The biggest cavern was named "Paradise" and it was discovered when the CCC workers were in the cave doing their thing. One of the smaller workers slipped through a really small hole no one else could get into and ended up in the biggest cave. They found a bigger opening a little ways down, and they blasted the doorway to get into it.
Turns out that the molecules picked up the energy, got excited, and when the light went away, they let off the extra energy as light.
At the end of the tour was a long tunnel to the outside, and it had two doors, one on either end of the tunnel because when they first punched it through, the chimney effect pulled air from the top and into the bottom at the rate of 40 mph on a bad day. It was drying out the caves, not to mention making it impossible to walk through the bottom tunnel. So they put in the double door system. Chris opened the first door, let everyone into the tunnel, and they closed it behind us with an enormous boom, before he made his way past everyone to open the door to the outside.
If you look at the pictures on Flickr, there was also a tipi set up on one of the campsites. It was fascinatingly snug and solid! I snuck inside as the people who had it reserved weren't coming until the next day. So it was really fun to get into and look around.
The next morning, we had our series of unfortunate events, and ended up spending the rest of the day in Butte, Montana with the Eurovan ending up at a Volkswagon specialist who would do their best to get it fixed. With the lack of rental cars, we ended up checking in to the Comfort Inn, with a "stranded motorist" rate, and had a very comfortable night and a good breakfast in the morning. At noon, Enterprise Rental got us a car, and we loaded it up from the van and headed west with all the good wishes of the hotel staff, the van driver, and our mechanic. He'd been stranded the summer before, so knew exactly what kind of state we were in and promised to do his best.
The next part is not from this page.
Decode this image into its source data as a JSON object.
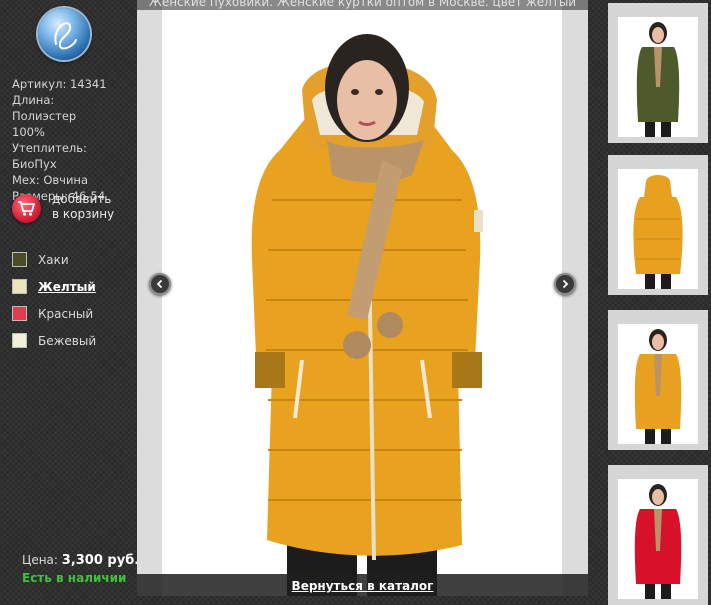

From there we drove West on I-90, taking the straightest route, and then went north on I-405 to Algier, where we headed off the freeway to John's brother David's, where he lives with Mary. They and Isabel, John's Mom greeted us with hugs and ice cream with raspberries, and set us up to sleep at their house.
We were just so grateful at being back on some kind of normal track, it was a blessing.